EXERCISE: Scan the records for "yahoo". Show the matching lines.

*** DATA TO PROCESS ***

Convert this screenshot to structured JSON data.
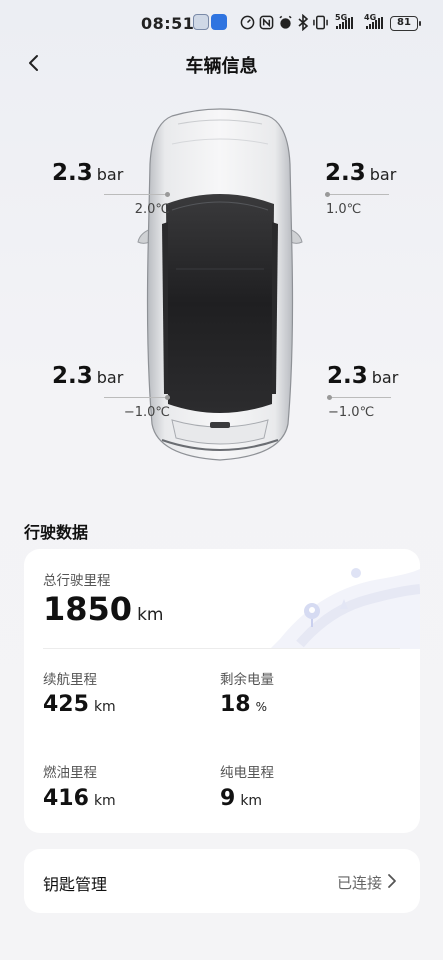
{
  "status_bar": {
    "time": "08:51",
    "network_5g": "5G",
    "network_4g": "4G",
    "battery": "81",
    "icons": [
      "app-icon-1",
      "app-icon-2",
      "speedometer-icon",
      "nfc-icon",
      "alarm-icon",
      "bluetooth-icon",
      "vibrate-icon"
    ]
  },
  "header": {
    "title": "车辆信息",
    "back_icon": "chevron-left-icon"
  },
  "tires": {
    "front_left": {
      "pressure": "2.3",
      "unit": "bar",
      "temp": "2.0℃"
    },
    "front_right": {
      "pressure": "2.3",
      "unit": "bar",
      "temp": "1.0℃"
    },
    "rear_left": {
      "pressure": "2.3",
      "unit": "bar",
      "temp": "−1.0℃"
    },
    "rear_right": {
      "pressure": "2.3",
      "unit": "bar",
      "temp": "−1.0℃"
    }
  },
  "driving": {
    "title": "行驶数据",
    "total": {
      "label": "总行驶里程",
      "value": "1850",
      "unit": "km"
    },
    "range": {
      "label": "续航里程",
      "value": "425",
      "unit": "km"
    },
    "battery": {
      "label": "剩余电量",
      "value": "18",
      "unit": "%"
    },
    "fuel_range": {
      "label": "燃油里程",
      "value": "416",
      "unit": "km"
    },
    "electric_range": {
      "label": "纯电里程",
      "value": "9",
      "unit": "km"
    }
  },
  "key": {
    "label": "钥匙管理",
    "status": "已连接"
  },
  "colors": {
    "background": "#f3f3f6",
    "card": "#ffffff",
    "text_primary": "#111111",
    "text_secondary": "#555555"
  }
}
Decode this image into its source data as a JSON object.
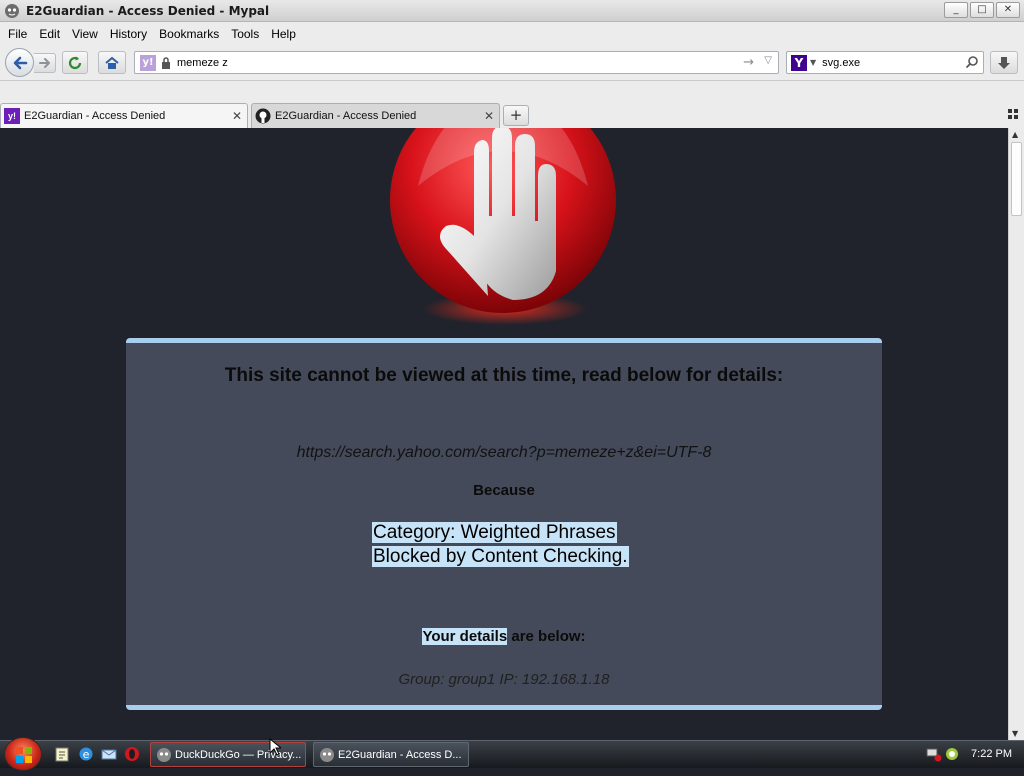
{
  "window": {
    "title": "E2Guardian - Access Denied - Mypal",
    "controls": {
      "minimize": "_",
      "maximize": "□",
      "close": "✕"
    }
  },
  "menu": [
    "File",
    "Edit",
    "View",
    "History",
    "Bookmarks",
    "Tools",
    "Help"
  ],
  "navbar": {
    "url_value": "memeze z",
    "search_value": "svg.exe",
    "search_engine": "Y"
  },
  "tabs": [
    {
      "label": "E2Guardian - Access Denied",
      "active": true,
      "icon": "yahoo-icon"
    },
    {
      "label": "E2Guardian - Access Denied",
      "active": false,
      "icon": "github-icon"
    }
  ],
  "page": {
    "heading": "This site cannot be viewed at this time, read below for details:",
    "blocked_url": "https://search.yahoo.com/search?p=memeze+z&ei=UTF-8",
    "because": "Because",
    "reason_line1": "Category: Weighted Phrases ",
    "reason_line2": "Blocked by Content Checking.",
    "details_highlight": "Your details",
    "details_rest": " are below:",
    "group_ip": "Group: group1   IP: 192.168.1.18"
  },
  "taskbar": {
    "windows": [
      {
        "label": "DuckDuckGo — Privacy..."
      },
      {
        "label": "E2Guardian - Access D..."
      }
    ],
    "clock": "7:22 PM"
  },
  "colors": {
    "page_background": "#20232b",
    "panel_background": "#444a59",
    "panel_border": "#a9cdef",
    "highlight": "#c7e3f7",
    "stop_red": "#d8121a"
  }
}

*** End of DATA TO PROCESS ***

TASK SOLUTION:
      "icon": "yahoo-icon"
    "blocked_url": "https://search.yahoo.com/search?p=memeze+z&ei=UTF-8",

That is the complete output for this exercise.